Task brief ▸
After reading the lines below, count those that contain "visible" and give the count alone.

------ Records for the exercise

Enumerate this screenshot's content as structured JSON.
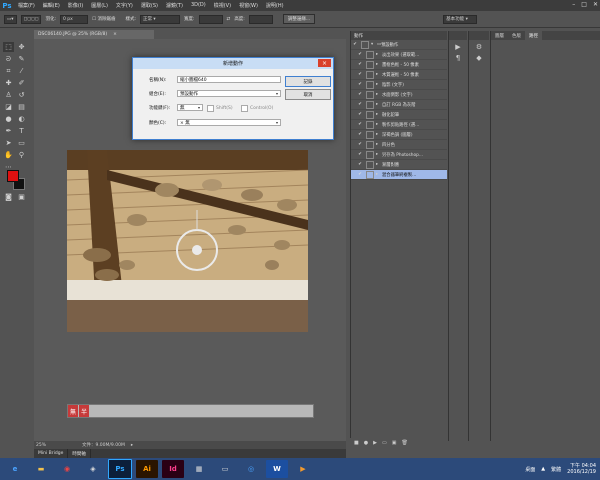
{
  "menu": {
    "app_logo": "Ps",
    "items": [
      "檔案(F)",
      "編輯(E)",
      "影像(I)",
      "圖層(L)",
      "文字(Y)",
      "選取(S)",
      "濾鏡(T)",
      "3D(D)",
      "檢視(V)",
      "視窗(W)",
      "說明(H)"
    ],
    "window_controls": [
      "–",
      "□",
      "✕"
    ]
  },
  "options_bar": {
    "feather_label": "羽化:",
    "feather_value": "0 px",
    "antialias_label": "消除鋸齒",
    "style_label": "樣式:",
    "style_value": "正常",
    "width_label": "寬度:",
    "height_label": "高度:",
    "refine_edge_button": "調整邊緣...",
    "workspace_value": "基本功能"
  },
  "document": {
    "tab_title": "DSC06140.JPG @ 25% (RGB/8)",
    "zoom": "25%",
    "doc_info": "文件：9.00M/9.00M"
  },
  "action_bar": {
    "tags": [
      "無",
      "半"
    ]
  },
  "bottom_tabs": [
    "Mini Bridge",
    "時間軸"
  ],
  "actions_panel": {
    "tab": "動作",
    "rows": [
      {
        "name": "預設動作",
        "folder": true,
        "selected": false
      },
      {
        "name": "淡出效果 (選取範...",
        "folder": false,
        "selected": false
      },
      {
        "name": "畫框色框 - 50 像素",
        "folder": false,
        "selected": false
      },
      {
        "name": "木質邊框 - 50 像素",
        "folder": false,
        "selected": false
      },
      {
        "name": "陰影 (文字)",
        "folder": false,
        "selected": false
      },
      {
        "name": "水面倒影 (文字)",
        "folder": false,
        "selected": false
      },
      {
        "name": "自訂 RGB 為灰階",
        "folder": false,
        "selected": false
      },
      {
        "name": "融化鉛筆",
        "folder": false,
        "selected": false
      },
      {
        "name": "製作剪貼路徑 (選...",
        "folder": false,
        "selected": false
      },
      {
        "name": "深褐色調 (圖層)",
        "folder": false,
        "selected": false
      },
      {
        "name": "四分色",
        "folder": false,
        "selected": false
      },
      {
        "name": "另存為 Photoshop...",
        "folder": false,
        "selected": false
      },
      {
        "name": "漸層對應",
        "folder": false,
        "selected": false
      },
      {
        "name": "混合器筆刷複製...",
        "folder": false,
        "selected": true
      }
    ],
    "footer_icons": [
      "■",
      "●",
      "▶",
      "▭",
      "▣",
      "🗑"
    ]
  },
  "right_panel": {
    "tabs": [
      "圖層",
      "色版",
      "路徑"
    ],
    "active_tab": "路徑"
  },
  "dialog": {
    "title": "新增動作",
    "name_label": "名稱(N):",
    "name_value": "縮小圖檔640",
    "set_label": "組合(E):",
    "set_value": "預設動作",
    "fkey_label": "功能鍵(F):",
    "fkey_value": "無",
    "shift_label": "Shift(S)",
    "control_label": "Control(O)",
    "color_label": "顏色(C):",
    "color_value": "× 無",
    "record_button": "記錄",
    "cancel_button": "取消"
  },
  "taskbar": {
    "tray_label": "桌面",
    "ime": "繁體",
    "time": "下午 04:04",
    "date": "2016/12/19"
  }
}
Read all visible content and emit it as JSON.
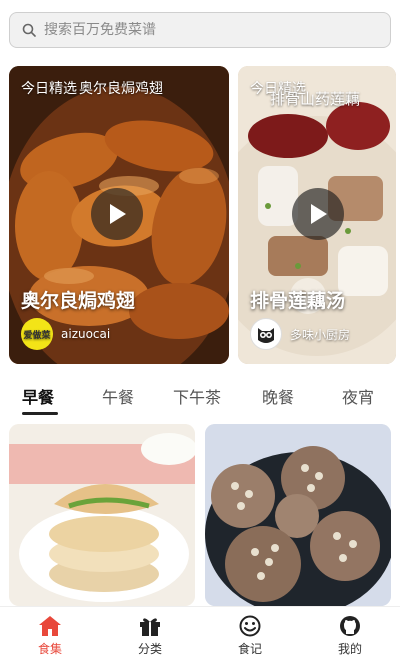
{
  "search": {
    "placeholder": "搜索百万免费菜谱"
  },
  "featured": [
    {
      "tag": "今日精选",
      "overlay_title": "奥尔良焗鸡翅",
      "title": "奥尔良焗鸡翅",
      "author": "aizuocai",
      "avatar_text": "爱做菜"
    },
    {
      "tag": "今日精选",
      "overlay_title": "排骨山药莲藕",
      "title": "排骨莲藕汤",
      "author": "多味小厨房"
    }
  ],
  "tabs": [
    "早餐",
    "午餐",
    "下午茶",
    "晚餐",
    "夜宵"
  ],
  "active_tab": "早餐",
  "bottom_nav": [
    {
      "label": "食集",
      "icon": "home-icon",
      "active": true
    },
    {
      "label": "分类",
      "icon": "gift-icon",
      "active": false
    },
    {
      "label": "食记",
      "icon": "smiley-icon",
      "active": false
    },
    {
      "label": "我的",
      "icon": "github-icon",
      "active": false
    }
  ],
  "colors": {
    "accent": "#e8483b",
    "text_dark": "#111111",
    "text_muted": "#555555"
  }
}
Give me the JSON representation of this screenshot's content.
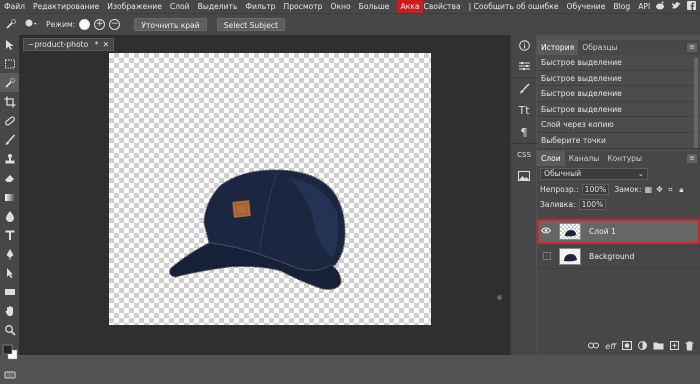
{
  "menubar": {
    "items": [
      "Файл",
      "Редактирование",
      "Изображение",
      "Слой",
      "Выделить",
      "Фильтр",
      "Просмотр",
      "Окно",
      "Больше"
    ],
    "brand": "Акка",
    "right_items": [
      "Свойства",
      "Сообщить об ошибке",
      "Обучение",
      "Blog",
      "API"
    ],
    "icons": [
      "reddit-icon",
      "twitter-icon",
      "facebook-icon"
    ]
  },
  "options": {
    "mode_label": "Режим:",
    "refine_edge_label": "Уточнить край",
    "select_subject_label": "Select Subject",
    "plus_glyph": "+",
    "minus_glyph": "−"
  },
  "document": {
    "tab_title": "~product-photo",
    "tab_marker": "*",
    "close_glyph": "✕"
  },
  "strip": {
    "text_label": "Tt",
    "css_label": "CSS"
  },
  "history": {
    "tabs": [
      "История",
      "Образцы"
    ],
    "rows": [
      "Быстрое выделение",
      "Быстрое выделение",
      "Быстрое выделение",
      "Быстрое выделение",
      "Слой через копию",
      "Выберите точки"
    ]
  },
  "layers": {
    "tabs": [
      "Слои",
      "Каналы",
      "Контуры"
    ],
    "blend_mode": "Обычный",
    "opacity_label": "Непрозр.:",
    "opacity_value": "100%",
    "lock_label": "Замок:",
    "fill_label": "Заливка:",
    "fill_value": "100%",
    "items": [
      {
        "name": "Слой 1",
        "selected": true,
        "visible": true
      },
      {
        "name": "Background",
        "selected": false,
        "visible": false
      }
    ],
    "bottom_icons": [
      "link-icon",
      "effects-icon",
      "mask-icon",
      "adjustment-icon",
      "folder-icon",
      "new-layer-icon",
      "delete-icon"
    ],
    "effects_label": "eff"
  },
  "colors": {
    "accent": "#d2191c",
    "cap": "#1b2740",
    "patch": "#b06a3a",
    "selected_outline": "#d8202a"
  }
}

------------

Answer section ▸
3